● **EXTRACTED DATA**:
§

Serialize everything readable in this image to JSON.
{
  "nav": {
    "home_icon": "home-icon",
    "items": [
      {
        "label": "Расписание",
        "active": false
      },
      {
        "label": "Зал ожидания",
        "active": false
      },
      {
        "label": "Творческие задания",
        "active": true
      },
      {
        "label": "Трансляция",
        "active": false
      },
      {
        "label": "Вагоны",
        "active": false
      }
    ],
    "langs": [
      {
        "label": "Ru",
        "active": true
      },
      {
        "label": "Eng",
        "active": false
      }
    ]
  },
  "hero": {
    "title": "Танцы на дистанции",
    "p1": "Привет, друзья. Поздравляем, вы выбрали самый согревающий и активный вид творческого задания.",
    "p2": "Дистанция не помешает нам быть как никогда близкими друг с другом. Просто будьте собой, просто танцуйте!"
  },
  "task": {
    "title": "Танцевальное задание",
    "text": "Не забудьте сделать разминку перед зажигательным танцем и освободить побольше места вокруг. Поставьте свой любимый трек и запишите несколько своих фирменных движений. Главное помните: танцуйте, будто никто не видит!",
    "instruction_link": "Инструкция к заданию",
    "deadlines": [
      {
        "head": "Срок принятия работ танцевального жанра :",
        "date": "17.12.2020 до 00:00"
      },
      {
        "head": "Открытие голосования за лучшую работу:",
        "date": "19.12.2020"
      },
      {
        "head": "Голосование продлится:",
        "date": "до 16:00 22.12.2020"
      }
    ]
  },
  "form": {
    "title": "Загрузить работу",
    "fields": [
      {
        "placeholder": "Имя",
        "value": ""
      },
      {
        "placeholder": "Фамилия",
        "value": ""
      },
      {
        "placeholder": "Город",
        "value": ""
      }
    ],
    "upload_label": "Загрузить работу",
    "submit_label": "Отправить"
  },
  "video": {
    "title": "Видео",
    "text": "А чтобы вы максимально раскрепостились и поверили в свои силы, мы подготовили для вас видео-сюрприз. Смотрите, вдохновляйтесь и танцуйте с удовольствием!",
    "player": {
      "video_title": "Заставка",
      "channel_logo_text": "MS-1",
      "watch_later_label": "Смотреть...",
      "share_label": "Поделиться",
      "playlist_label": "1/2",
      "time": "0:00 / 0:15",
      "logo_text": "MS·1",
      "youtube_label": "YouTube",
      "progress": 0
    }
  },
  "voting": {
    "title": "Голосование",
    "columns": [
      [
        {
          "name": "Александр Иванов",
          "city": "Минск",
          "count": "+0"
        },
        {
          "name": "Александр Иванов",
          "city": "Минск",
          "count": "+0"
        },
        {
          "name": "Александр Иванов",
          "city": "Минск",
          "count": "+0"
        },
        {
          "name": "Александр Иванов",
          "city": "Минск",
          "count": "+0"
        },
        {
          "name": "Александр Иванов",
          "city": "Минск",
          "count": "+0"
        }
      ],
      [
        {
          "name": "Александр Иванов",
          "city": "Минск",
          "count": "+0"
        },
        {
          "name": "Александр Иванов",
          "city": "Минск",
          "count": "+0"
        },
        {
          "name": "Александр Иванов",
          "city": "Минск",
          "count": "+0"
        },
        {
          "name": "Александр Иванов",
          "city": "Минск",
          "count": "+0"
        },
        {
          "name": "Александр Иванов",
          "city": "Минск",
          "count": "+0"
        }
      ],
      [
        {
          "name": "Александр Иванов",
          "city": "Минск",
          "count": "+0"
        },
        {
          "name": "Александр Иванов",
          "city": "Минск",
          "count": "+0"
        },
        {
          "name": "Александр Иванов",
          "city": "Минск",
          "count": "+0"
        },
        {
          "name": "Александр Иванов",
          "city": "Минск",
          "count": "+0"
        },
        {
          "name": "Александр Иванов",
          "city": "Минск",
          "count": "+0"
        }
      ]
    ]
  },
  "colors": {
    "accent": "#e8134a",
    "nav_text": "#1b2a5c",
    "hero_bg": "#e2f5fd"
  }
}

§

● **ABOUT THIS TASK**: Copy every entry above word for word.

● **WRITTEN REPLY**:
Serialize everything readable in this image to JSON.
{
  "nav": {
    "home_icon": "home-icon",
    "items": [
      {
        "label": "Расписание",
        "active": false
      },
      {
        "label": "Зал ожидания",
        "active": false
      },
      {
        "label": "Творческие задания",
        "active": true
      },
      {
        "label": "Трансляция",
        "active": false
      },
      {
        "label": "Вагоны",
        "active": false
      }
    ],
    "langs": [
      {
        "label": "Ru",
        "active": true
      },
      {
        "label": "Eng",
        "active": false
      }
    ]
  },
  "hero": {
    "title": "Танцы на дистанции",
    "p1": "Привет, друзья. Поздравляем, вы выбрали самый согревающий и активный вид творческого задания.",
    "p2": "Дистанция не помешает нам быть как никогда близкими друг с другом. Просто будьте собой, просто танцуйте!"
  },
  "task": {
    "title": "Танцевальное задание",
    "text": "Не забудьте сделать разминку перед зажигательным танцем и освободить побольше места вокруг. Поставьте свой любимый трек и запишите несколько своих фирменных движений. Главное помните: танцуйте, будто никто не видит!",
    "instruction_link": "Инструкция к заданию",
    "deadlines": [
      {
        "head": "Срок принятия работ танцевального жанра :",
        "date": "17.12.2020 до 00:00"
      },
      {
        "head": "Открытие голосования за лучшую работу:",
        "date": "19.12.2020"
      },
      {
        "head": "Голосование продлится:",
        "date": "до 16:00 22.12.2020"
      }
    ]
  },
  "form": {
    "title": "Загрузить работу",
    "fields": [
      {
        "placeholder": "Имя",
        "value": ""
      },
      {
        "placeholder": "Фамилия",
        "value": ""
      },
      {
        "placeholder": "Город",
        "value": ""
      }
    ],
    "upload_label": "Загрузить работу",
    "submit_label": "Отправить"
  },
  "video": {
    "title": "Видео",
    "text": "А чтобы вы максимально раскрепостились и поверили в свои силы, мы подготовили для вас видео-сюрприз. Смотрите, вдохновляйтесь и танцуйте с удовольствием!",
    "player": {
      "video_title": "Заставка",
      "channel_logo_text": "MS-1",
      "watch_later_label": "Смотреть...",
      "share_label": "Поделиться",
      "playlist_label": "1/2",
      "time": "0:00 / 0:15",
      "logo_text": "MS·1",
      "youtube_label": "YouTube",
      "progress": 0
    }
  },
  "voting": {
    "title": "Голосование",
    "columns": [
      [
        {
          "name": "Александр Иванов",
          "city": "Минск",
          "count": "+0"
        },
        {
          "name": "Александр Иванов",
          "city": "Минск",
          "count": "+0"
        },
        {
          "name": "Александр Иванов",
          "city": "Минск",
          "count": "+0"
        },
        {
          "name": "Александр Иванов",
          "city": "Минск",
          "count": "+0"
        },
        {
          "name": "Александр Иванов",
          "city": "Минск",
          "count": "+0"
        }
      ],
      [
        {
          "name": "Александр Иванов",
          "city": "Минск",
          "count": "+0"
        },
        {
          "name": "Александр Иванов",
          "city": "Минск",
          "count": "+0"
        },
        {
          "name": "Александр Иванов",
          "city": "Минск",
          "count": "+0"
        },
        {
          "name": "Александр Иванов",
          "city": "Минск",
          "count": "+0"
        },
        {
          "name": "Александр Иванов",
          "city": "Минск",
          "count": "+0"
        }
      ],
      [
        {
          "name": "Александр Иванов",
          "city": "Минск",
          "count": "+0"
        },
        {
          "name": "Александр Иванов",
          "city": "Минск",
          "count": "+0"
        },
        {
          "name": "Александр Иванов",
          "city": "Минск",
          "count": "+0"
        },
        {
          "name": "Александр Иванов",
          "city": "Минск",
          "count": "+0"
        },
        {
          "name": "Александр Иванов",
          "city": "Минск",
          "count": "+0"
        }
      ]
    ]
  },
  "colors": {
    "accent": "#e8134a",
    "nav_text": "#1b2a5c",
    "hero_bg": "#e2f5fd"
  }
}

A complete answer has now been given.